OKLAHOMA CITY (KFOR) – Thanksgiving Day is just a week away and the time to start meal preparations is rapidly approaching.

Though the side dishes may vary, turkey is the traditional centerpiece for the holiday.

Here are a few tips to safely prepare and preserve your bird.

How long does it take to thaw a turkey?

It depends on what method you use.

According to foodsafety.gov, you can thaw in the refrigerator (recommended), utilize the cold-water bath method or thaw in the microwave.

If you opt for the refrigerator, you should thaw for 24 hours for every 5 pounds. For the cold-water bath, it’s 30 minutes per pound. Check your user manual for thaw time using the microwave method.

Health officials say the turkey should never be thawed on the counter or in hot water and must not be left at room temperature for more than two hours.

Should I wash the bird before I cook it?

No, according to food safety officials. Washing or rinsing any meat or poultry actually increases the risk you will cross-contaminate germs to other foods you’re preparing.

How long should I cook the turkey?

For big birds, you may be tempted to cook on low overnight, because of the length of time it takes to cook large turkeys. This could be dangerous, however. Per foodsafety.gov, “at lower temperatures, poultry stays in the Danger Zone (between 40 to 140 degrees Fahrenheit) for too long.” The site states cooking poultry at oven temperatures lower than 325 degrees Fahrenheit is not safe.

Rather, if you’re short on time, perhaps opt for an oven bag. The proper cook times for birds ranging in size are listed below:

  • 8-12 lb. turkey: 1 1/2 to 2 hours.
  • 12 to 16 lb. turkey: 2 to 2 1/2 hours.
  • 16-20 lb. turkey: 2 1/2 to 3 hours.
  • 20-24 lb. turkey: 3 to 3 1/2 hours.

Refer to the manufacturer provided instructions on the oven bags for specific timetables.

When do I know my turkey is ready?

The turkey is ready when it reaches a safe minimum internal temperature of 165 degrees Fahrenheit as measured with a food thermometer.

How long to thaw a turkey graphic

Check the internal temperature in the thickest part of the breast, the innermost part of the thigh, and the innermost part of the wing.

Stuffing or dressing?

The USDA does not recommend stuffing a turkey.

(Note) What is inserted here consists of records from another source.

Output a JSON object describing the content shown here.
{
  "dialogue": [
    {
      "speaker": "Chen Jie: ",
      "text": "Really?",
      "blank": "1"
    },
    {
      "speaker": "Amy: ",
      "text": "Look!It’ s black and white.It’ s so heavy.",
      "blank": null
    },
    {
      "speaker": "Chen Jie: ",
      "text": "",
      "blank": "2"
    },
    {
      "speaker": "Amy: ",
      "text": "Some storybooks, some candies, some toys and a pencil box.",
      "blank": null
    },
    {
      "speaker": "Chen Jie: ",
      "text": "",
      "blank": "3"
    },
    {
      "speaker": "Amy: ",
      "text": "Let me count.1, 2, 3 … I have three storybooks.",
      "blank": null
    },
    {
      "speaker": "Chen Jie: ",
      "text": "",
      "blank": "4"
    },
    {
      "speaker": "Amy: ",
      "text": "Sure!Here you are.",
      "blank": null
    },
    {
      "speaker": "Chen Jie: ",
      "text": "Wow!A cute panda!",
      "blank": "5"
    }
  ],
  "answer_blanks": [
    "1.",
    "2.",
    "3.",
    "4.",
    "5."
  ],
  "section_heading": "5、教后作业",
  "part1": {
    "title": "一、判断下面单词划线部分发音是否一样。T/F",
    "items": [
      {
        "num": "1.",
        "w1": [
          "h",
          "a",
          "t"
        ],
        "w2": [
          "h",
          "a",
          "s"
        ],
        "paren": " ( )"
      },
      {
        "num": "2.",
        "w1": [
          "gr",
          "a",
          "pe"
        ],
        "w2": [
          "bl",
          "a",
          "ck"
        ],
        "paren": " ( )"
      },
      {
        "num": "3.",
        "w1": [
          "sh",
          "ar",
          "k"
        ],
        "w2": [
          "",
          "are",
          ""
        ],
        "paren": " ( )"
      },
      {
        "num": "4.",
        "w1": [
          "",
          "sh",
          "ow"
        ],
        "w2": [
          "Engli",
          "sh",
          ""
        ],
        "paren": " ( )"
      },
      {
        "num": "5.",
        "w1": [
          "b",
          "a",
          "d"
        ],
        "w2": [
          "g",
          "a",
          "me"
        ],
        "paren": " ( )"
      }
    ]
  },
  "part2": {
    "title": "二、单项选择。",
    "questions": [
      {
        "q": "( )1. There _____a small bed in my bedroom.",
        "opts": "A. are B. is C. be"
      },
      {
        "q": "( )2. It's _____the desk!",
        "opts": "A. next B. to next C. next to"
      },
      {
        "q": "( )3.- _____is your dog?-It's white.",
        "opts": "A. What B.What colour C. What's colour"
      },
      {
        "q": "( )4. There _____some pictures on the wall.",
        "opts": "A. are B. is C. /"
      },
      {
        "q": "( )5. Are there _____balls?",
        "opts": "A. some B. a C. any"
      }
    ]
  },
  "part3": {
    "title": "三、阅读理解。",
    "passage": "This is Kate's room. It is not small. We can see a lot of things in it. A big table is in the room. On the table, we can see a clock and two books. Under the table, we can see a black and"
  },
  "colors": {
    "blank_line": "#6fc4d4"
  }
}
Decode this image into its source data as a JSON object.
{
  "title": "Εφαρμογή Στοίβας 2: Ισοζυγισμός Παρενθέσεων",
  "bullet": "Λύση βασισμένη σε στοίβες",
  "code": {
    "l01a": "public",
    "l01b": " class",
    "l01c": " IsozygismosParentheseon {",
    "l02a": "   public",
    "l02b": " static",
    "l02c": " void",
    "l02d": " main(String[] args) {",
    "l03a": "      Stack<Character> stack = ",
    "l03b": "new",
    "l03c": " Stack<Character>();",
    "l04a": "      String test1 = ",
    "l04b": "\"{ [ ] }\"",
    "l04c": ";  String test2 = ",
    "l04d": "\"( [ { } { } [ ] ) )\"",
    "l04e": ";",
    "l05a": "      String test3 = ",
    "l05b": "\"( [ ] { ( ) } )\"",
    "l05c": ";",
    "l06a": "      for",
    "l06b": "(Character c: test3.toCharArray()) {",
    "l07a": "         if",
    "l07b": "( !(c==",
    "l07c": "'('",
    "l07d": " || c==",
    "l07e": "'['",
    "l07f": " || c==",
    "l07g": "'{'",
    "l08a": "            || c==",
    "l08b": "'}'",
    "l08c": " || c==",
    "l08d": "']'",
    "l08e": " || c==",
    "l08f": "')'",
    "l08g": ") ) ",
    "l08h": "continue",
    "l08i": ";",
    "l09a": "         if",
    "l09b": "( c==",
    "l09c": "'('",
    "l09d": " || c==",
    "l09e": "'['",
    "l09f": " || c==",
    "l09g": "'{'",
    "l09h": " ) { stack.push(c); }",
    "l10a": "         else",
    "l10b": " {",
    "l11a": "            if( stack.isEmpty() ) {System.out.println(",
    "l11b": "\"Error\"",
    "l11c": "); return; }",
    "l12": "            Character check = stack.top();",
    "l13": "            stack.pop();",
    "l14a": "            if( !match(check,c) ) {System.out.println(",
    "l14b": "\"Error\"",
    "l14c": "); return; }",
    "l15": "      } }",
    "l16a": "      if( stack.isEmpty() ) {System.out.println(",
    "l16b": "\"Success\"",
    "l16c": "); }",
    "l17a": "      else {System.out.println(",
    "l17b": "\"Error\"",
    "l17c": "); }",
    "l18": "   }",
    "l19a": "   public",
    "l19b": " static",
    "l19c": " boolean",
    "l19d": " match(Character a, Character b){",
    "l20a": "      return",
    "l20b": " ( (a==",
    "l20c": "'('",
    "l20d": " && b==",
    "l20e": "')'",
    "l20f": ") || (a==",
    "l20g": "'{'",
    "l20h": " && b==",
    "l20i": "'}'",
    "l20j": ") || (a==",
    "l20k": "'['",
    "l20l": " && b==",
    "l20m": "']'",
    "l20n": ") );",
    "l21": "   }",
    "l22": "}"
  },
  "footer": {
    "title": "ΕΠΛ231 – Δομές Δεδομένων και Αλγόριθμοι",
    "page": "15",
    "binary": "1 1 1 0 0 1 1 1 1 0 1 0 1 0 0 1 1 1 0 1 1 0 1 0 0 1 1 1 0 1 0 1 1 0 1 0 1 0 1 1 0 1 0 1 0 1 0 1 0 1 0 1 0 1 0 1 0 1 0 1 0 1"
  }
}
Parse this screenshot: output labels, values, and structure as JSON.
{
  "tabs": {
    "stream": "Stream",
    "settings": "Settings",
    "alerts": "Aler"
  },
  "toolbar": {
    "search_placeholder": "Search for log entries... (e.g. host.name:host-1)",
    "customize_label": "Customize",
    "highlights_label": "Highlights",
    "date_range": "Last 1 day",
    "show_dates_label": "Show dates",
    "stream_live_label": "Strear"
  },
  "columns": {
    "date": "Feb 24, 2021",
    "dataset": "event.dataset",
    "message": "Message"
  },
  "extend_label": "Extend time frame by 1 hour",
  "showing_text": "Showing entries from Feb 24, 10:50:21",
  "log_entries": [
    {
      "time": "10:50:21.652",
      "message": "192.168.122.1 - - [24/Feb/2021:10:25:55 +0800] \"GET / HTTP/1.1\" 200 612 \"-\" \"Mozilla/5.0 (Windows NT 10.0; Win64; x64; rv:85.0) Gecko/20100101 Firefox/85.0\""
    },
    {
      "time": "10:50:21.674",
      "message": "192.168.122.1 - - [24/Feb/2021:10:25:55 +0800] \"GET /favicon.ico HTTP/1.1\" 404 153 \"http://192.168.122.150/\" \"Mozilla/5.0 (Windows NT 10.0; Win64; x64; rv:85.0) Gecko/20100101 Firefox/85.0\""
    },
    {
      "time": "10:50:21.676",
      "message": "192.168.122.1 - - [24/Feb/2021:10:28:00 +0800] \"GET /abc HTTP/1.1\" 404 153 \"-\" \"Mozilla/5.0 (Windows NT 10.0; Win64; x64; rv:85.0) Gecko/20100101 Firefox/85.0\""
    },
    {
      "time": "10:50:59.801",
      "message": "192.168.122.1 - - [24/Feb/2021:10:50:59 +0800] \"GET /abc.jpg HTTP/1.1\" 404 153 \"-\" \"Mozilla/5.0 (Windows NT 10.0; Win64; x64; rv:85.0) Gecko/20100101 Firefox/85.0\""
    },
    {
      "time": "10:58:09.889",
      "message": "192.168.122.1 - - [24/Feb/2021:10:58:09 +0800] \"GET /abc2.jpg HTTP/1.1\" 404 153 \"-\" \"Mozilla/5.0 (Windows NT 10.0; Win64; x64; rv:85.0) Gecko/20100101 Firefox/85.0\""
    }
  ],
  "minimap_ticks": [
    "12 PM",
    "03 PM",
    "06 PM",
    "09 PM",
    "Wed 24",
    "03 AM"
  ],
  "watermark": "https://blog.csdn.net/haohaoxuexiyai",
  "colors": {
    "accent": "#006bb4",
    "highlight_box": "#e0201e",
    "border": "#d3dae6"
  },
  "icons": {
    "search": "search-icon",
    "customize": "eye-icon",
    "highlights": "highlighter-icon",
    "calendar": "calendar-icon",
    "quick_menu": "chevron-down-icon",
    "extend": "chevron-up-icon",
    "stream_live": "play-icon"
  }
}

Stuffing your turkey will only make it take longer to cook and the stuffing must also reach the safe minimum internal temperature of 165 degrees Fahrenheit. (If you choose to stuff your turkey, add 30 minutes to the cook time.)

What about the leftovers?

Leftovers should be stored within two hours of cooking. The food does not need to be room temperature before refrigeration/freezing. Leftovers should be placed in the refrigerator or freezer as soon as possible, even if they still have steam or heat coming off of them.

Divide leftovers into smaller portions and refrigerate or freeze them in covered shallow containers so they cool quickly. A large container or whole turkey will take too long to cool down to a safe temperature, which gives bacteria a chance to multiply. 

Leftovers can be kept in the refrigerator for three to four days. After four days, spoilage bacteria can cause food to develop a bad smell or taste.

Health officials say this means you have until the Monday after Thanksgiving to eat all those delicious leftovers or place them in the freezer to enjoy later. If you store leftovers in the freezer, they can keep 2-6 months.

When reheating leftovers, be sure they re-reach 165 degrees Fahrenheit with a food thermometer before eating.

If you have any additional questions, you can call the USDA Meat and Poultry Hotline at 1-888-674-6854 (open on Thanksgiving Day from 7 a.m. to 1 p.m.), chat live at ask.usda.gov from 9 a.m. to 5 p.m., Monday through Friday, or download the USDA’s FoodKeeper app.